  2. Catherine (1342, Vienna – 10 January 1381, Vienna), Abbess of St. Klara in Vienna.
  3. Margaret (1346, Vienna – 14 January 1366, Brno), married:
    1. in Passau 4 September 1359 Count Meinhard III of Gorizia-Tyrol;[4]
    2. in Vienna 1364 Margrave John Henry of Moravia.[4]
  4. Frederick III of Austria (1347, Vienna – 1362, Vienna). Died unmarried.[4]
  5. Albert III, Duke of Austria (9 September 1349, Vienna – 29 August 1395, Castle Laxenburg). His first marriage with Elisabeth of Bohemia, a daughter of the Luxembourg emperor Charles IV remained childless;[3] secondly, he married Beatrix of Nuremberg, a daughter of the Hohenzollern burgrave Frederick V.[3] Progenitor of the Habsburg Albertinian line.
  6. Leopold III, Duke of Austria (1 November 1351, Vienna – 9 July 1386, Sempach). Married to Viridis Visconti, second daughter of Barnabò Visconti, Lord of Milan; progenitor of the Habsburg Leopoldian line.[3]


This section does not cite any sources. Please help improve this section by adding citations to reliable sources. Unsourced material may be challenged and removed. (October 2019) (Learn how and when to remove this message)

Male-line family tree




  1. ^ Previte-Orton 1952, p. 796-797.
  2. ^ Cugnac, Sophie de (26 April 1985). "Transfert des cendres d'Albrecht II duc d'Autriche". Point de Vue, Images du Monde. 36 (1917): 20–22.
  3. ^ a b c d Previte-Orton 1952, p. 797.
  4. ^ a b c d Previte-Orton 1952, p. 796.

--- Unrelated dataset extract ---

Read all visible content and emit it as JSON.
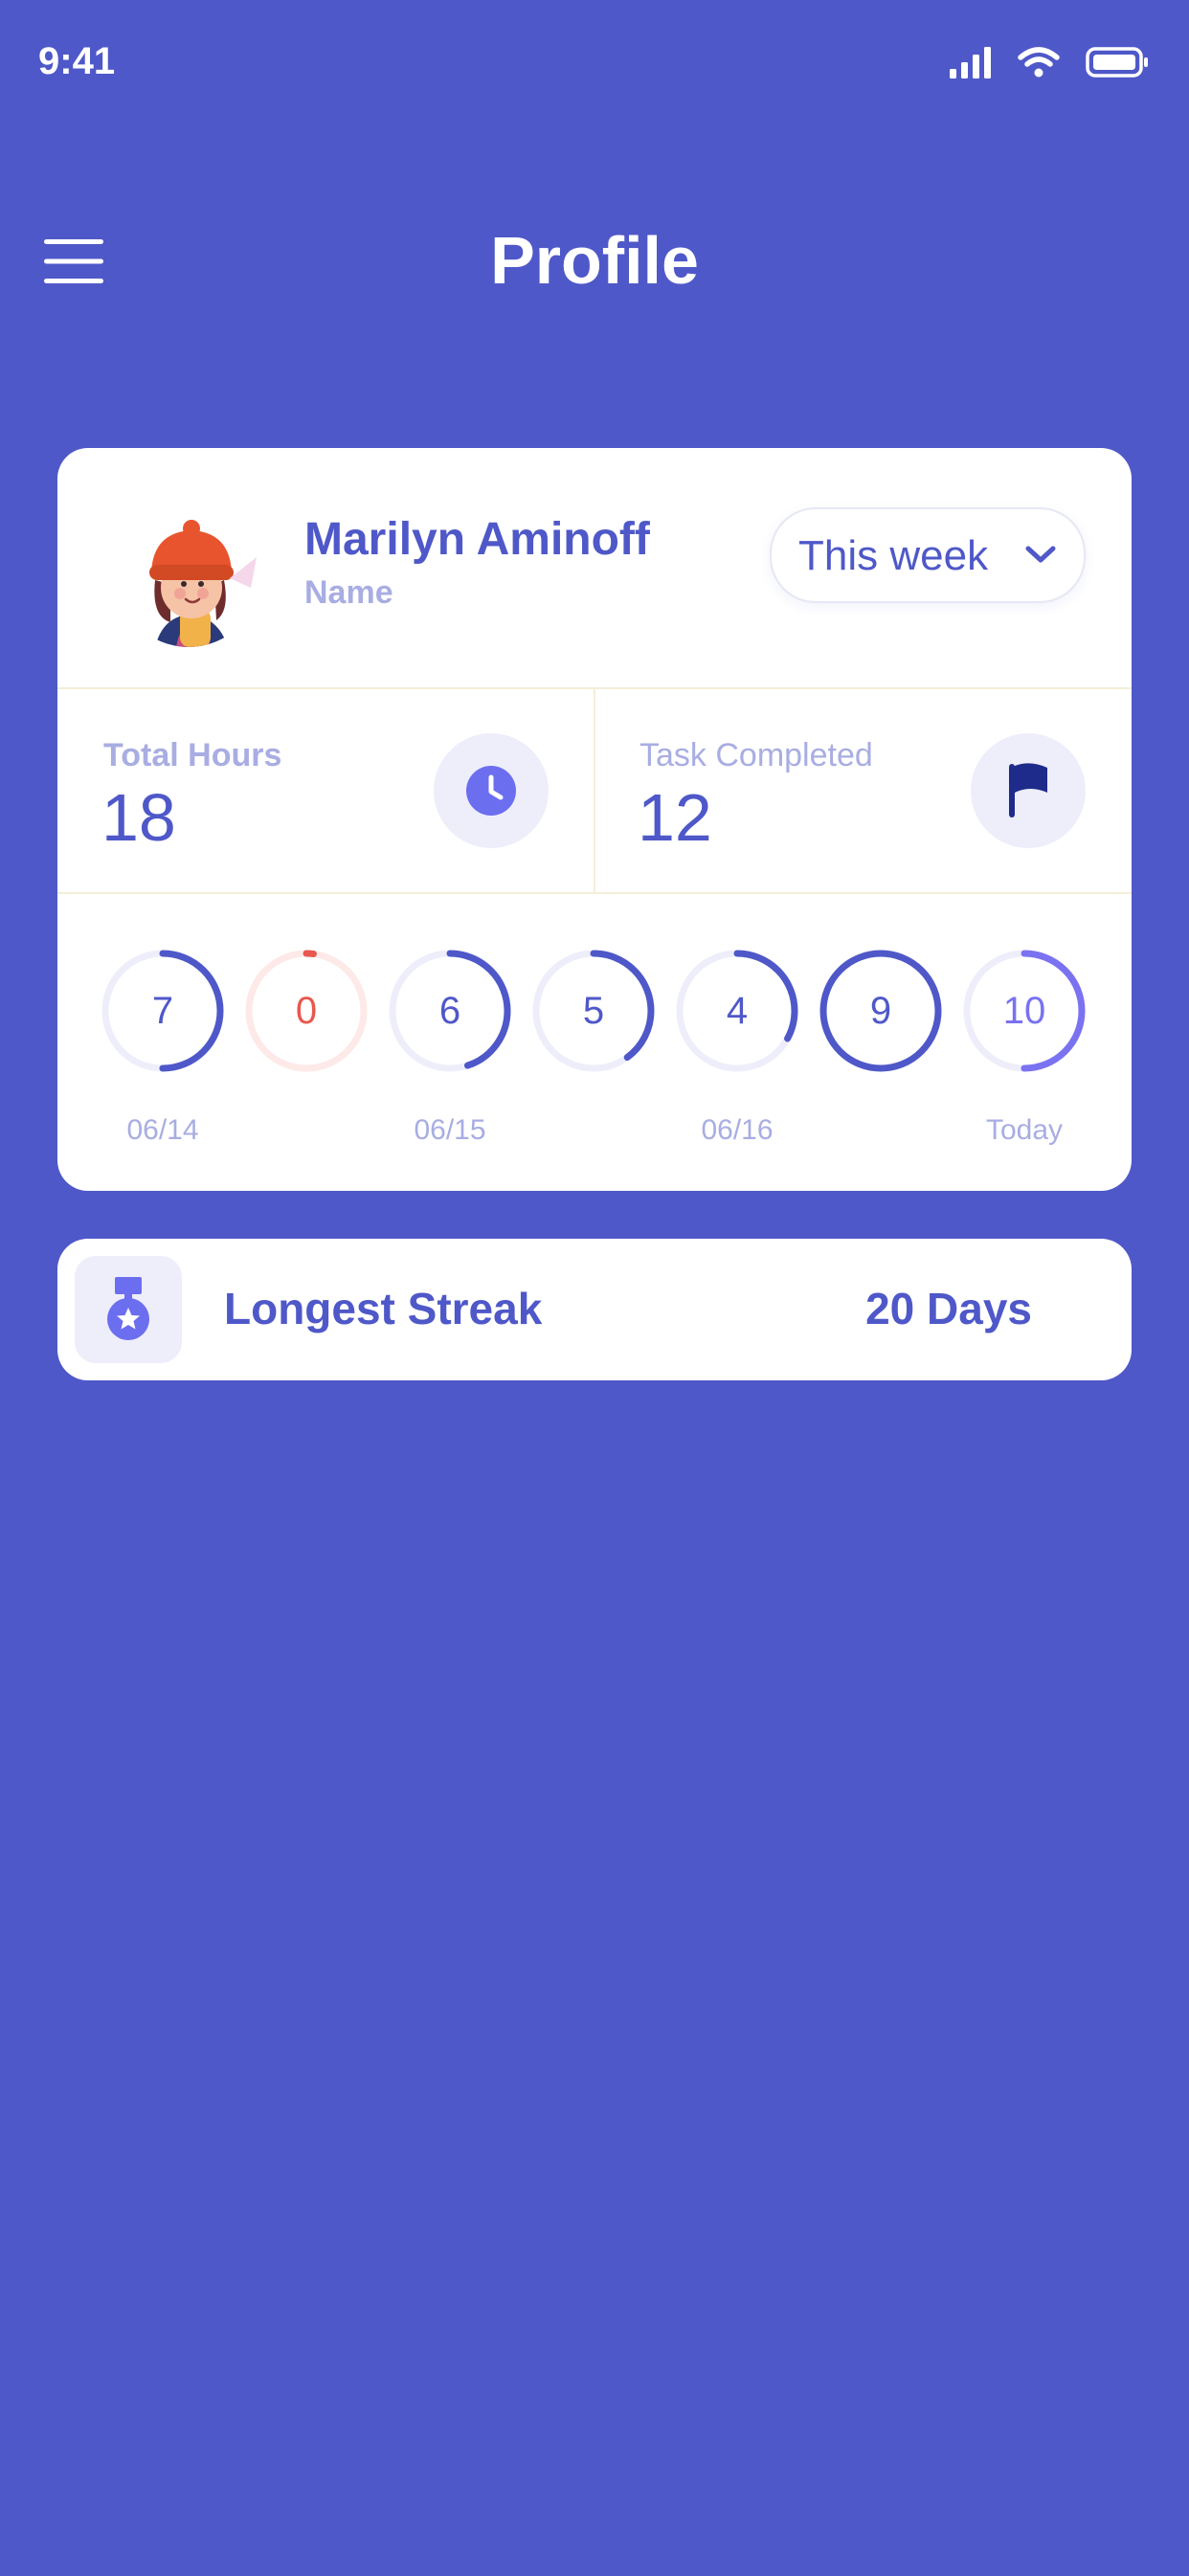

  • Gabrielle Caerr-Stamm: Johanna von Pfirt, Gattin des Habsburgers Albrecht II. Herzog von Österreich oder das europäische Schicksal einer Elsässerin ("wife of Habsburg Albert II Duke of Austria or the European Fate of an Alsatian"). Sundgaugeschichtsverein, Riedisheim 1996, ISBN 2-908498-06-5.
  • Franz Kurz: Österreich unter Herzog Albrecht dem Lahmen ("Austria under Duke Albert the Lame"), Haslinger, Linz 1819.

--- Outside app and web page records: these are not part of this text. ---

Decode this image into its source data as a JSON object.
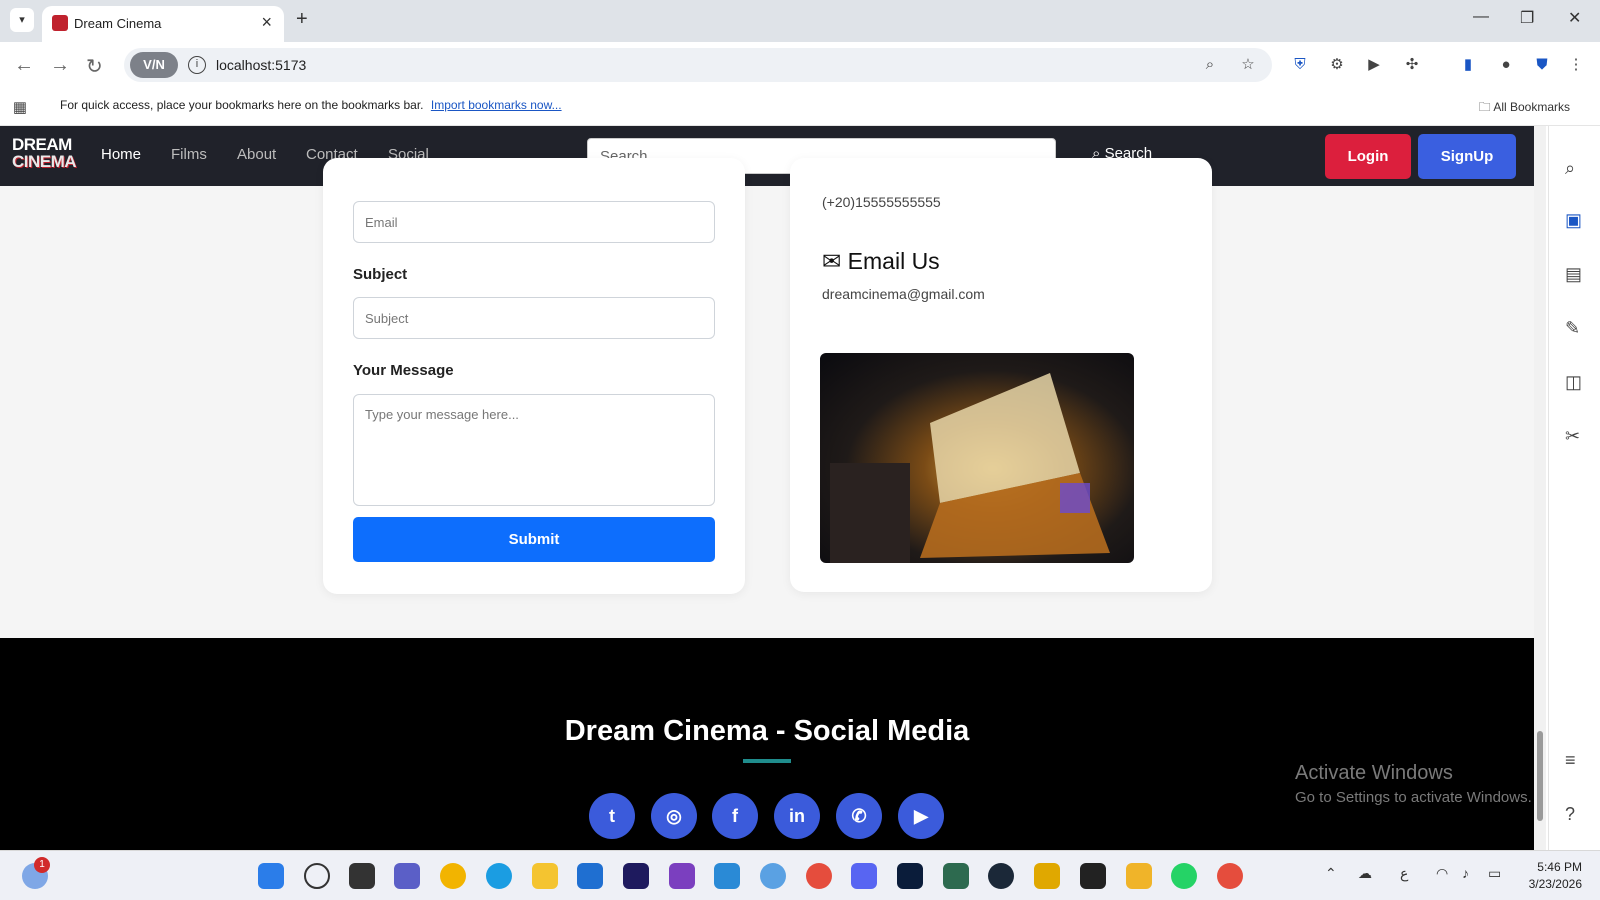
{
  "browser": {
    "tab_title": "Dream Cinema",
    "url": "localhost:5173",
    "vpn_label": "V/N",
    "bookmarks_message": "For quick access, place your bookmarks here on the bookmarks bar.",
    "bookmarks_link": "Import bookmarks now...",
    "all_bookmarks": "All Bookmarks"
  },
  "site": {
    "logo_top": "DREAM",
    "logo_bottom": "CINEMA",
    "nav": [
      "Home",
      "Films",
      "About",
      "Contact",
      "Social"
    ],
    "search_placeholder": "Search...",
    "search_button": "Search",
    "login": "Login",
    "signup": "SignUp"
  },
  "form": {
    "email_placeholder": "Email",
    "subject_label": "Subject",
    "subject_placeholder": "Subject",
    "message_label": "Your Message",
    "message_placeholder": "Type your message here...",
    "submit": "Submit"
  },
  "contact_info": {
    "phone": "(+20)15555555555",
    "email_heading": "Email Us",
    "email": "dreamcinema@gmail.com"
  },
  "footer": {
    "title": "Dream Cinema - Social Media",
    "social": [
      "twitter-icon",
      "instagram-icon",
      "facebook-icon",
      "linkedin-icon",
      "whatsapp-icon",
      "youtube-icon"
    ]
  },
  "os": {
    "activate_title": "Activate Windows",
    "activate_sub": "Go to Settings to activate Windows.",
    "time": "5:46 PM",
    "date": "3/23/2026",
    "notification_count": "1"
  },
  "colors": {
    "nav_bg": "#20222a",
    "login": "#dc1f3d",
    "signup": "#3a5fe0",
    "submit": "#0d6efd",
    "social": "#3b5bdb",
    "footer": "#000000"
  }
}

  • Previte-Orton, C.W. (1952). The Shorter Cambridge Medieval History: The Twelfth Century to the Renaissance. Vol. 2. Cambridge University Press.

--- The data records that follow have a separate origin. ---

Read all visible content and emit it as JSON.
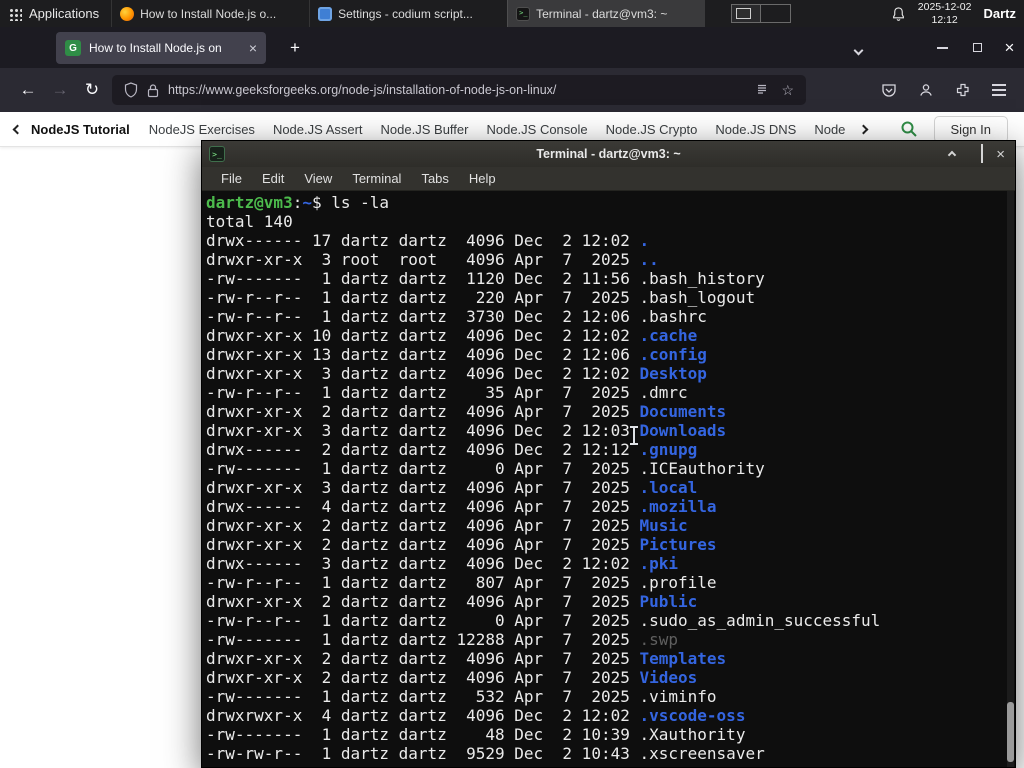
{
  "colors": {
    "gfg_green": "#2f8d46",
    "terminal_dir_blue": "#3465e0",
    "terminal_prompt_green": "#4cbb4c",
    "terminal_dim_gray": "#5f5f5f",
    "panel_bg": "#1d1d1f",
    "browser_dark": "#1c1b22"
  },
  "icons": {
    "back": "←",
    "forward": "→",
    "reload": "↻",
    "star": "☆",
    "new_tab": "+",
    "close": "×",
    "gfg_letter": "G",
    "terminal_glyph": ">_"
  },
  "panel": {
    "applications_label": "Applications",
    "taskbar": [
      {
        "title": "How to Install Node.js o...",
        "icon": "firefox",
        "active": false
      },
      {
        "title": "Settings - codium script...",
        "icon": "settings",
        "active": false
      },
      {
        "title": "Terminal - dartz@vm3: ~",
        "icon": "terminal",
        "active": true
      }
    ],
    "clock_date": "2025-12-02",
    "clock_time": "12:12",
    "user_label": "Dartz"
  },
  "browser": {
    "tab_title": "How to Install Node.js on",
    "url": "https://www.geeksforgeeks.org/node-js/installation-of-node-js-on-linux/"
  },
  "site_nav": {
    "back_label": "NodeJS Tutorial",
    "items": [
      "NodeJS Exercises",
      "Node.JS Assert",
      "Node.JS Buffer",
      "Node.JS Console",
      "Node.JS Crypto",
      "Node.JS DNS",
      "Node"
    ],
    "sign_in_label": "Sign In"
  },
  "terminal": {
    "window_title": "Terminal - dartz@vm3: ~",
    "menu_items": [
      "File",
      "Edit",
      "View",
      "Terminal",
      "Tabs",
      "Help"
    ],
    "prompt_user_host": "dartz@vm3",
    "prompt_colon": ":",
    "prompt_path": "~",
    "prompt_suffix": "$ ",
    "command": "ls -la",
    "total_line": "total 140",
    "entries": [
      {
        "meta": "drwx------ 17 dartz dartz  4096 Dec  2 12:02 ",
        "name": ".",
        "type": "dir"
      },
      {
        "meta": "drwxr-xr-x  3 root  root   4096 Apr  7  2025 ",
        "name": "..",
        "type": "dir"
      },
      {
        "meta": "-rw-------  1 dartz dartz  1120 Dec  2 11:56 ",
        "name": ".bash_history",
        "type": "file"
      },
      {
        "meta": "-rw-r--r--  1 dartz dartz   220 Apr  7  2025 ",
        "name": ".bash_logout",
        "type": "file"
      },
      {
        "meta": "-rw-r--r--  1 dartz dartz  3730 Dec  2 12:06 ",
        "name": ".bashrc",
        "type": "file"
      },
      {
        "meta": "drwxr-xr-x 10 dartz dartz  4096 Dec  2 12:02 ",
        "name": ".cache",
        "type": "dir"
      },
      {
        "meta": "drwxr-xr-x 13 dartz dartz  4096 Dec  2 12:06 ",
        "name": ".config",
        "type": "dir"
      },
      {
        "meta": "drwxr-xr-x  3 dartz dartz  4096 Dec  2 12:02 ",
        "name": "Desktop",
        "type": "dir"
      },
      {
        "meta": "-rw-r--r--  1 dartz dartz    35 Apr  7  2025 ",
        "name": ".dmrc",
        "type": "file"
      },
      {
        "meta": "drwxr-xr-x  2 dartz dartz  4096 Apr  7  2025 ",
        "name": "Documents",
        "type": "dir"
      },
      {
        "meta": "drwxr-xr-x  3 dartz dartz  4096 Dec  2 12:03 ",
        "name": "Downloads",
        "type": "dir"
      },
      {
        "meta": "drwx------  2 dartz dartz  4096 Dec  2 12:12 ",
        "name": ".gnupg",
        "type": "dir"
      },
      {
        "meta": "-rw-------  1 dartz dartz     0 Apr  7  2025 ",
        "name": ".ICEauthority",
        "type": "file"
      },
      {
        "meta": "drwxr-xr-x  3 dartz dartz  4096 Apr  7  2025 ",
        "name": ".local",
        "type": "dir"
      },
      {
        "meta": "drwx------  4 dartz dartz  4096 Apr  7  2025 ",
        "name": ".mozilla",
        "type": "dir"
      },
      {
        "meta": "drwxr-xr-x  2 dartz dartz  4096 Apr  7  2025 ",
        "name": "Music",
        "type": "dir"
      },
      {
        "meta": "drwxr-xr-x  2 dartz dartz  4096 Apr  7  2025 ",
        "name": "Pictures",
        "type": "dir"
      },
      {
        "meta": "drwx------  3 dartz dartz  4096 Dec  2 12:02 ",
        "name": ".pki",
        "type": "dir"
      },
      {
        "meta": "-rw-r--r--  1 dartz dartz   807 Apr  7  2025 ",
        "name": ".profile",
        "type": "file"
      },
      {
        "meta": "drwxr-xr-x  2 dartz dartz  4096 Apr  7  2025 ",
        "name": "Public",
        "type": "dir"
      },
      {
        "meta": "-rw-r--r--  1 dartz dartz     0 Apr  7  2025 ",
        "name": ".sudo_as_admin_successful",
        "type": "file"
      },
      {
        "meta": "-rw-------  1 dartz dartz 12288 Apr  7  2025 ",
        "name": ".swp",
        "type": "dim"
      },
      {
        "meta": "drwxr-xr-x  2 dartz dartz  4096 Apr  7  2025 ",
        "name": "Templates",
        "type": "dir"
      },
      {
        "meta": "drwxr-xr-x  2 dartz dartz  4096 Apr  7  2025 ",
        "name": "Videos",
        "type": "dir"
      },
      {
        "meta": "-rw-------  1 dartz dartz   532 Apr  7  2025 ",
        "name": ".viminfo",
        "type": "file"
      },
      {
        "meta": "drwxrwxr-x  4 dartz dartz  4096 Dec  2 12:02 ",
        "name": ".vscode-oss",
        "type": "dir"
      },
      {
        "meta": "-rw-------  1 dartz dartz    48 Dec  2 10:39 ",
        "name": ".Xauthority",
        "type": "file"
      },
      {
        "meta": "-rw-rw-r--  1 dartz dartz  9529 Dec  2 10:43 ",
        "name": ".xscreensaver",
        "type": "file"
      }
    ]
  }
}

Albert II, Duke of Austria House of HabsburgBorn: 12 December 1298 Died: 16 August 1358 Preceded byFrederick the Fair Duke of Austria and Styria 1330–1358 With: Otto the Merry 1330–1339 Succeeded byRudolf IV Preceded byHenry VI Duke of Carinthia 1335–1358 With: Otto the Merry 1335–1339